▶ [What you need to do]
Each entry is to be repeated word for word, and the images are to be dropped.

----

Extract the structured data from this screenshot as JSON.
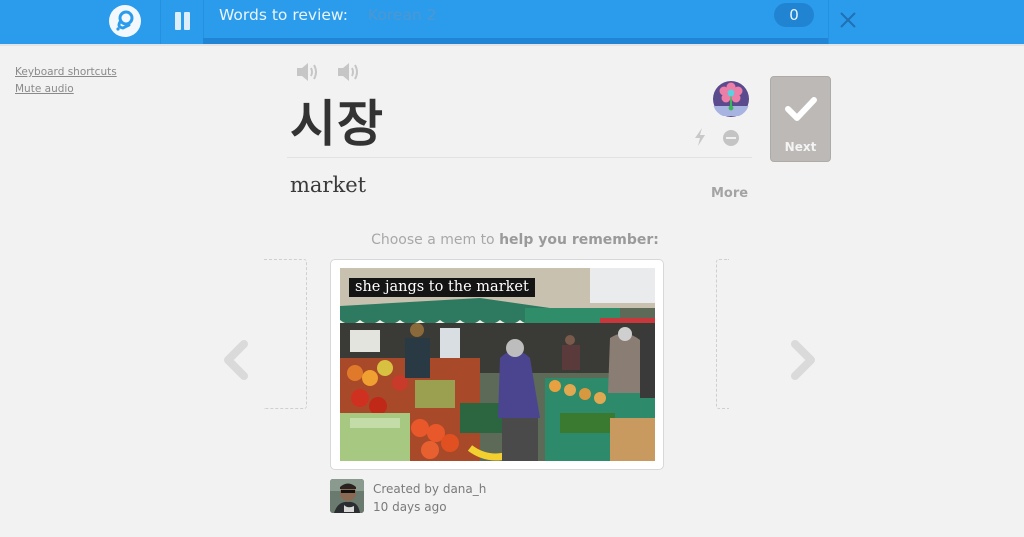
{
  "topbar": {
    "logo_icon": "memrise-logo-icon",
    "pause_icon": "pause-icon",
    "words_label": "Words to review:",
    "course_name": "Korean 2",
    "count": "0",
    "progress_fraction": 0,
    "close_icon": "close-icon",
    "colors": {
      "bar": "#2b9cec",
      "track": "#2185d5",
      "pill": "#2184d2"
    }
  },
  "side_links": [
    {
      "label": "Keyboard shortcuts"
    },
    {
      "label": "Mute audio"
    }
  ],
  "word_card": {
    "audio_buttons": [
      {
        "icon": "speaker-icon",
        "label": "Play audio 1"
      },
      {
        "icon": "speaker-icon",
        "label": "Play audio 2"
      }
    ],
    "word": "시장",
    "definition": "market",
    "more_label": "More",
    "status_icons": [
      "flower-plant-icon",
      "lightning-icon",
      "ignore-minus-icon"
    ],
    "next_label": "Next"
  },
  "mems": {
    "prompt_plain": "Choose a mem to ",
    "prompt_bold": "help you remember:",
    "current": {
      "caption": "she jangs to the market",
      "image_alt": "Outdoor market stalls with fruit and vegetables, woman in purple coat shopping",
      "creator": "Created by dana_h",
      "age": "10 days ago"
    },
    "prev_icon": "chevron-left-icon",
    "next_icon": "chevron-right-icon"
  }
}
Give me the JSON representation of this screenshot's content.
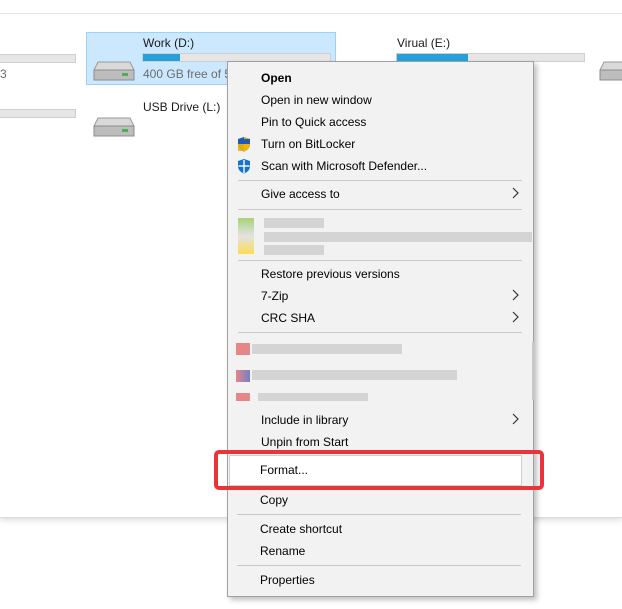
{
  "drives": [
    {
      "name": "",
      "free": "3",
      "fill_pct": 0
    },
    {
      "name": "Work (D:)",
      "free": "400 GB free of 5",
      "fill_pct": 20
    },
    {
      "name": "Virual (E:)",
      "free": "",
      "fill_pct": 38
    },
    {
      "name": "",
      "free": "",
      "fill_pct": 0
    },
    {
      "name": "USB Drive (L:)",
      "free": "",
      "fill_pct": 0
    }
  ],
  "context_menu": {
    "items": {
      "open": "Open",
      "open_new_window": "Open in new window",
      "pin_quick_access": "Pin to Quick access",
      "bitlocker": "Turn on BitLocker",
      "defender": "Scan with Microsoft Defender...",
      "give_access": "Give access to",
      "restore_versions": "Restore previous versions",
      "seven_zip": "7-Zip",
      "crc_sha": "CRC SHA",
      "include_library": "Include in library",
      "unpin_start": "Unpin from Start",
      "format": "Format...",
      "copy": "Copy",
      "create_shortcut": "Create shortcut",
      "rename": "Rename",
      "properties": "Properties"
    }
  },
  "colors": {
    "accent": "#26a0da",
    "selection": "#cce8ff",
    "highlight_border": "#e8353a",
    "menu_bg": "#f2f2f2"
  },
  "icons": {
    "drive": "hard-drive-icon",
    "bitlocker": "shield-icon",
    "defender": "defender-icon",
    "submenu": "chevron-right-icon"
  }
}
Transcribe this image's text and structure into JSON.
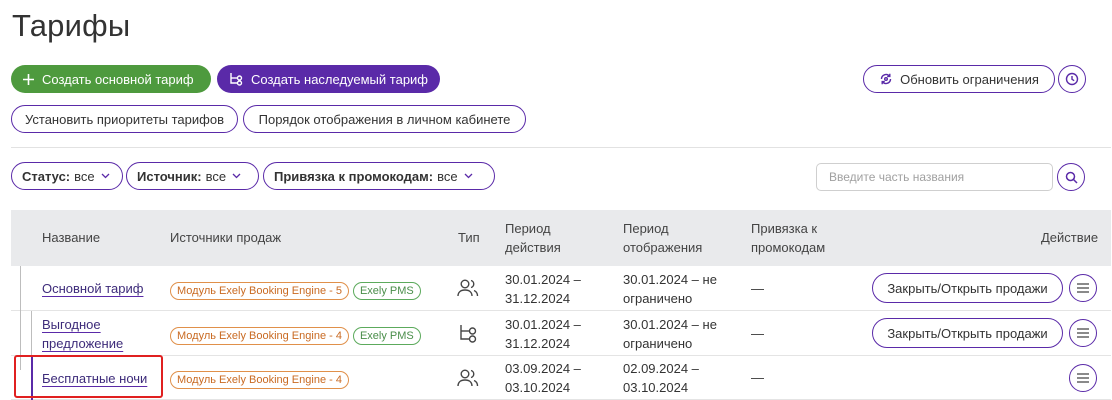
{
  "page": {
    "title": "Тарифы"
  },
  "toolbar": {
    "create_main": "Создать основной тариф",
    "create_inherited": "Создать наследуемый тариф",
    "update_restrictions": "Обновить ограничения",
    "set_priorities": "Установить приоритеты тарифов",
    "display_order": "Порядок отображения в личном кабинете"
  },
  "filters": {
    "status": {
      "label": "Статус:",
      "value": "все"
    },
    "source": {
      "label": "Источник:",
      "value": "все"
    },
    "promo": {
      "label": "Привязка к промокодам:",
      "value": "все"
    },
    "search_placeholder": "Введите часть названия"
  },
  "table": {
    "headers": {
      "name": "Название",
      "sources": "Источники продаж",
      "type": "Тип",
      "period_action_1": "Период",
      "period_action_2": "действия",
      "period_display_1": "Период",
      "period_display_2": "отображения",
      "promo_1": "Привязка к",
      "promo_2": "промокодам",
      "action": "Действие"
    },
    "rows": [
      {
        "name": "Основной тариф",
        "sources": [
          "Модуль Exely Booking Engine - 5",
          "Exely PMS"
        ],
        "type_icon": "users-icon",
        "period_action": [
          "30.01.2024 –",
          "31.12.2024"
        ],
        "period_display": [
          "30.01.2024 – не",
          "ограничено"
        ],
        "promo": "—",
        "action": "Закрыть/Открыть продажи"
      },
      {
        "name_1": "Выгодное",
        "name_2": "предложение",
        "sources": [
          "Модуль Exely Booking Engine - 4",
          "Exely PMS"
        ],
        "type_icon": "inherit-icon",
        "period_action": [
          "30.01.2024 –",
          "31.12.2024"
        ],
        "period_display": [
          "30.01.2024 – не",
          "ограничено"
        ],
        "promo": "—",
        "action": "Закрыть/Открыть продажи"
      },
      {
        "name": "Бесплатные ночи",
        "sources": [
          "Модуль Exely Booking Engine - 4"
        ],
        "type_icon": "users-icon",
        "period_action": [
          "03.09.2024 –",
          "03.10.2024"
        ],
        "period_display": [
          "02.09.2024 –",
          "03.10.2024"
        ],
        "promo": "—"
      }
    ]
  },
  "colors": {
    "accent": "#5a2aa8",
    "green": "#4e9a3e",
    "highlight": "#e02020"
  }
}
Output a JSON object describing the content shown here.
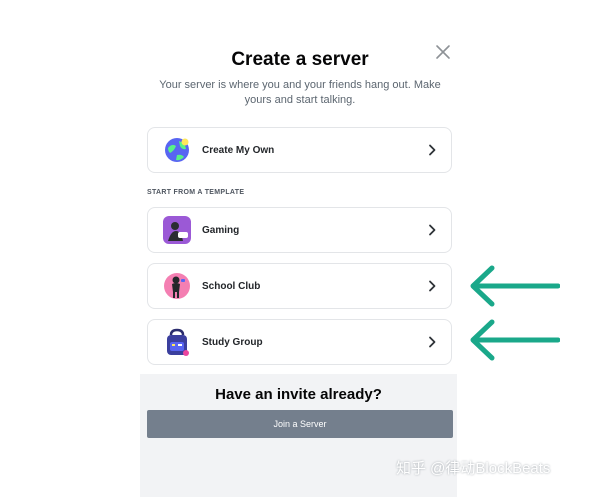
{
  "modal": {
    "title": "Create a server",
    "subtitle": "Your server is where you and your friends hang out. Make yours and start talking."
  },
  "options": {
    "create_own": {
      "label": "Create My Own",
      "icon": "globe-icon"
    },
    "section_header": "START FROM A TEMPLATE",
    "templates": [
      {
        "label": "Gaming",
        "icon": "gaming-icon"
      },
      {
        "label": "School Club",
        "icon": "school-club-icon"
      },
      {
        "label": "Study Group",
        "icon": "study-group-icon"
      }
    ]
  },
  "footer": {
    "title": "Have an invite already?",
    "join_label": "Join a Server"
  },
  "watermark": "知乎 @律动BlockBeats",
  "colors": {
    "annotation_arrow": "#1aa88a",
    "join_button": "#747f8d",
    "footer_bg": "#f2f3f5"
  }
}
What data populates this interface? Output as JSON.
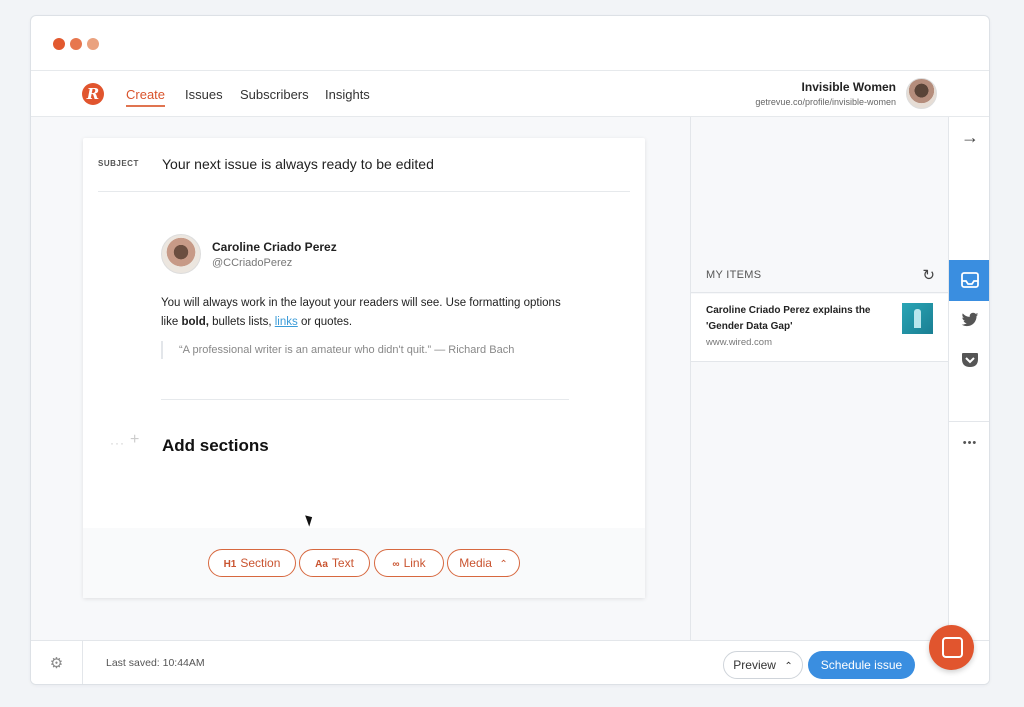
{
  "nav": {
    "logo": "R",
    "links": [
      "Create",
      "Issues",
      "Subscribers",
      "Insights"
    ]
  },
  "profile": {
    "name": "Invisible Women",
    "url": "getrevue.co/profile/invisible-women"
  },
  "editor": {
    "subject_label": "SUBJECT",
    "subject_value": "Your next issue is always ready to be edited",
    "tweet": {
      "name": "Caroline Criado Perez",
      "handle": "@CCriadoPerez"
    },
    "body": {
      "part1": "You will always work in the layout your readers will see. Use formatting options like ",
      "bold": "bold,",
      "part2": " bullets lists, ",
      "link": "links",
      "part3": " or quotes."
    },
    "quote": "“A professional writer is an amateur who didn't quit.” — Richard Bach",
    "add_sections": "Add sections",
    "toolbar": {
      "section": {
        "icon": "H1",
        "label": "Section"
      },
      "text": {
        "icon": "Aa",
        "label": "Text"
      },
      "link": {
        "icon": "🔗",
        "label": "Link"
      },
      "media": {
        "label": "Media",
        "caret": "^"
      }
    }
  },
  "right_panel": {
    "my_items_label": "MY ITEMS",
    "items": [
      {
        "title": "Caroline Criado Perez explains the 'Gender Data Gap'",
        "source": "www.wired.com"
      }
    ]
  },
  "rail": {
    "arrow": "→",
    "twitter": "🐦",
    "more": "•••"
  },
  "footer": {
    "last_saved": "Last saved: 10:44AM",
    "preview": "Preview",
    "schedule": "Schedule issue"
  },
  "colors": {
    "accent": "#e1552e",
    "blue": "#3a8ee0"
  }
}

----

▶ [Exercise solution]
Extract the structured data from this screenshot as JSON.
{
  "topbar": {
    "logo_icon": "memrise-logo-icon",
    "pause_icon": "pause-icon",
    "words_label": "Words to review:",
    "course_name": "Korean 2",
    "count": "0",
    "progress_fraction": 0,
    "close_icon": "close-icon",
    "colors": {
      "bar": "#2b9cec",
      "track": "#2185d5",
      "pill": "#2184d2"
    }
  },
  "side_links": [
    {
      "label": "Keyboard shortcuts"
    },
    {
      "label": "Mute audio"
    }
  ],
  "word_card": {
    "audio_buttons": [
      {
        "icon": "speaker-icon",
        "label": "Play audio 1"
      },
      {
        "icon": "speaker-icon",
        "label": "Play audio 2"
      }
    ],
    "word": "시장",
    "definition": "market",
    "more_label": "More",
    "status_icons": [
      "flower-plant-icon",
      "lightning-icon",
      "ignore-minus-icon"
    ],
    "next_label": "Next"
  },
  "mems": {
    "prompt_plain": "Choose a mem to ",
    "prompt_bold": "help you remember:",
    "current": {
      "caption": "she jangs to the market",
      "image_alt": "Outdoor market stalls with fruit and vegetables, woman in purple coat shopping",
      "creator": "Created by dana_h",
      "age": "10 days ago"
    },
    "prev_icon": "chevron-left-icon",
    "next_icon": "chevron-right-icon"
  }
}
Give me the JSON representation of this screenshot's content.
{
  "drives": [
    {
      "name": "",
      "free": "3",
      "fill_pct": 0
    },
    {
      "name": "Work (D:)",
      "free": "400 GB free of 5",
      "fill_pct": 20
    },
    {
      "name": "Virual (E:)",
      "free": "",
      "fill_pct": 38
    },
    {
      "name": "",
      "free": "",
      "fill_pct": 0
    },
    {
      "name": "USB Drive (L:)",
      "free": "",
      "fill_pct": 0
    }
  ],
  "context_menu": {
    "items": {
      "open": "Open",
      "open_new_window": "Open in new window",
      "pin_quick_access": "Pin to Quick access",
      "bitlocker": "Turn on BitLocker",
      "defender": "Scan with Microsoft Defender...",
      "give_access": "Give access to",
      "restore_versions": "Restore previous versions",
      "seven_zip": "7-Zip",
      "crc_sha": "CRC SHA",
      "include_library": "Include in library",
      "unpin_start": "Unpin from Start",
      "format": "Format...",
      "copy": "Copy",
      "create_shortcut": "Create shortcut",
      "rename": "Rename",
      "properties": "Properties"
    }
  },
  "colors": {
    "accent": "#26a0da",
    "selection": "#cce8ff",
    "highlight_border": "#e8353a",
    "menu_bg": "#f2f2f2"
  },
  "icons": {
    "drive": "hard-drive-icon",
    "bitlocker": "shield-icon",
    "defender": "defender-icon",
    "submenu": "chevron-right-icon"
  }
}
Transcribe this image's text and structure into JSON.
{
  "page": {
    "title": "Тарифы"
  },
  "toolbar": {
    "create_main": "Создать основной тариф",
    "create_inherited": "Создать наследуемый тариф",
    "update_restrictions": "Обновить ограничения",
    "set_priorities": "Установить приоритеты тарифов",
    "display_order": "Порядок отображения в личном кабинете"
  },
  "filters": {
    "status": {
      "label": "Статус:",
      "value": "все"
    },
    "source": {
      "label": "Источник:",
      "value": "все"
    },
    "promo": {
      "label": "Привязка к промокодам:",
      "value": "все"
    },
    "search_placeholder": "Введите часть названия"
  },
  "table": {
    "headers": {
      "name": "Название",
      "sources": "Источники продаж",
      "type": "Тип",
      "period_action_1": "Период",
      "period_action_2": "действия",
      "period_display_1": "Период",
      "period_display_2": "отображения",
      "promo_1": "Привязка к",
      "promo_2": "промокодам",
      "action": "Действие"
    },
    "rows": [
      {
        "name": "Основной тариф",
        "sources": [
          "Модуль Exely Booking Engine - 5",
          "Exely PMS"
        ],
        "type_icon": "users-icon",
        "period_action": [
          "30.01.2024 –",
          "31.12.2024"
        ],
        "period_display": [
          "30.01.2024 – не",
          "ограничено"
        ],
        "promo": "—",
        "action": "Закрыть/Открыть продажи"
      },
      {
        "name_1": "Выгодное",
        "name_2": "предложение",
        "sources": [
          "Модуль Exely Booking Engine - 4",
          "Exely PMS"
        ],
        "type_icon": "inherit-icon",
        "period_action": [
          "30.01.2024 –",
          "31.12.2024"
        ],
        "period_display": [
          "30.01.2024 – не",
          "ограничено"
        ],
        "promo": "—",
        "action": "Закрыть/Открыть продажи"
      },
      {
        "name": "Бесплатные ночи",
        "sources": [
          "Модуль Exely Booking Engine - 4"
        ],
        "type_icon": "users-icon",
        "period_action": [
          "03.09.2024 –",
          "03.10.2024"
        ],
        "period_display": [
          "02.09.2024 –",
          "03.10.2024"
        ],
        "promo": "—"
      }
    ]
  },
  "colors": {
    "accent": "#5a2aa8",
    "green": "#4e9a3e",
    "highlight": "#e02020"
  }
}
Output a JSON object describing the content shown here.
{
  "modal": {
    "title": "Create a server",
    "subtitle": "Your server is where you and your friends hang out. Make yours and start talking."
  },
  "options": {
    "create_own": {
      "label": "Create My Own",
      "icon": "globe-icon"
    },
    "section_header": "START FROM A TEMPLATE",
    "templates": [
      {
        "label": "Gaming",
        "icon": "gaming-icon"
      },
      {
        "label": "School Club",
        "icon": "school-club-icon"
      },
      {
        "label": "Study Group",
        "icon": "study-group-icon"
      }
    ]
  },
  "footer": {
    "title": "Have an invite already?",
    "join_label": "Join a Server"
  },
  "watermark": "知乎 @律动BlockBeats",
  "colors": {
    "annotation_arrow": "#1aa88a",
    "join_button": "#747f8d",
    "footer_bg": "#f2f3f5"
  }
}
What data populates this interface? Output as JSON.
{
  "nav": {
    "logo": "R",
    "links": [
      "Create",
      "Issues",
      "Subscribers",
      "Insights"
    ]
  },
  "profile": {
    "name": "Invisible Women",
    "url": "getrevue.co/profile/invisible-women"
  },
  "editor": {
    "subject_label": "SUBJECT",
    "subject_value": "Your next issue is always ready to be edited",
    "tweet": {
      "name": "Caroline Criado Perez",
      "handle": "@CCriadoPerez"
    },
    "body": {
      "part1": "You will always work in the layout your readers will see. Use formatting options like ",
      "bold": "bold,",
      "part2": " bullets lists, ",
      "link": "links",
      "part3": " or quotes."
    },
    "quote": "“A professional writer is an amateur who didn't quit.” — Richard Bach",
    "add_sections": "Add sections",
    "toolbar": {
      "section": {
        "icon": "H1",
        "label": "Section"
      },
      "text": {
        "icon": "Aa",
        "label": "Text"
      },
      "link": {
        "icon": "🔗",
        "label": "Link"
      },
      "media": {
        "label": "Media",
        "caret": "^"
      }
    }
  },
  "right_panel": {
    "my_items_label": "MY ITEMS",
    "items": [
      {
        "title": "Caroline Criado Perez explains the 'Gender Data Gap'",
        "source": "www.wired.com"
      }
    ]
  },
  "rail": {
    "arrow": "→",
    "twitter": "🐦",
    "more": "•••"
  },
  "footer": {
    "last_saved": "Last saved: 10:44AM",
    "preview": "Preview",
    "schedule": "Schedule issue"
  },
  "colors": {
    "accent": "#e1552e",
    "blue": "#3a8ee0"
  }
}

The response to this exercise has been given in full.